In this post…
Through a nostalgic window…
A long time ago, on an late afternoon slot far away, a BBC TV show invited its pre-school age viewers to guess which window they would be looking through today… Would it be the round, the arched or the square window? A nation of under fives held their breath, the suspense was tangible, until the presenter finally revealed which misty framed shape of glass was the chosen one today…
Looking back I almost feel a bit swizzled that it didn’t in fact matter and they were not even real windows. Those cheeky Playschool presenters and their trickery! But what if it did matter which window we looked through? What if the square window was noting everything we looked at, building a list of everything we choose to see, and then selling our preferences to marketing companies. What if the round window was telling us that it was the safest, clearest window of them all and we would have a much fuller and better world vision if we opted to only ever look through its superior frames? Would the arched window claim independence and demand we should always be free of multinational glazing companies? What if the windows controlled what we could, or could not see?
Today, we are still choosing windows

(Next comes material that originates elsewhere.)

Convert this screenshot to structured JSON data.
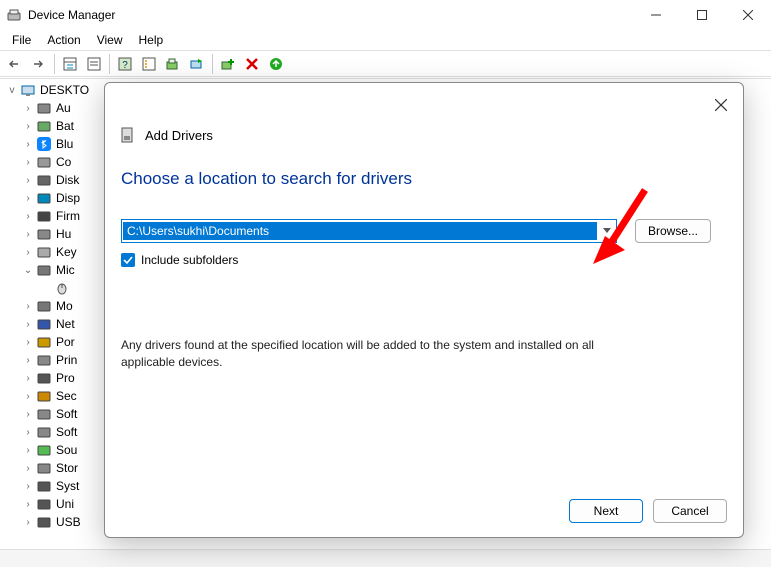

Browsers have evolved. From the menu and toolbar encrusted early versions like Netscape Navigator and early versions of IE, to the minimalist, sleek contemporary crowd, they have strove to become more seamless, more uncluttered and more indistinct from the web pages they display. We want a widescreen, immersive internet experience so the browsers have got out of the view.
The result is ‘Browser Blindness’. As the browsers have faded to be indistinct, the lines have become blurred between window and view. In nearly every school I visit, pupils are heard saying, “Go to Google and look.” when what they are doing is opening Chrome and clicking a link on the school VLE. They don’t realise that Chrome is a browser made by Google and the web page is nothing to do with Google at all. IE is just as baffling for them. Tell them that Internet Explorer is not the Internet and they will look at you with pity for being so confused. Check this for yourself. Listen in as your pupils browse and ask questions to check what they think they’re doing. I am sure you will find that in many of our kids minds the browser is the web, not the tool used to display it.
Does this matter?…
Why this matters
So, our ‘internet savvy’ kids just don’t seem to be clear on which applications they are using or what they are doing with them when they go online. That might come as a shock to you, but it shouldn’t. We can help them out with that. First we need to face up to the fact that the differences between browsers are more than just decorative and stylistic; making the choice between them is not just a casual personal preference, despite what you will read in a gazillion ‘which browser?’ blog posts. Wise your classes up too. Here are just a few discussion points that can help:
10 Browser brain busting discussions
- Browsers go in and out of style – which ones have been the favourites over time? Why did the older ones fall out of fashion?
- Who makes each browser? Who are these companies and where are they based? Are they all free to get and use?
- What happens when you create a browser account and sign in? What are the benefits, and what kind of information is the browser recording about you? Who has access to that data?
- What is the mission of the Mozilla foundation and how does their Firefox browser differ from the corporation controlled browsers?
- Do web pages appear the same on different browsers? Are there parts of web pages that don’t work on some browsers? What does this mean for people designing websites?
- What are the most important things a browser should do for you while you are surfing the web?
- What are plug-ins, add-ons, extensions and themes? Who makes them and how? What could be the risks of installing them?
- Browsers can remember information you type into online forms – your name, usernames, passwords, addresses, bank details. Is this a good thing with some bad points or a bad thing with some good points?
- How have browsers changed over time and what do you think they will develop into in the future?
…and the final window of opportunity
10. Ask yourselves, and the lead team, who chose the browser you are using at school? Were they chosen for educational value? The answer in most schools will be “Er…”. Technicians may be blamed. If you are one of the many ‘Chrome/IE only – and IE doesn’t work’ schools then maybe it’s time you made some sound educational decisions. Have a range, let your pupils see them all. Give yourself that golden chance to ask…
“So kids, which browser will it be today, the square one, the round one… the fox one…”
In memory of Brian Cant, children’s TV legend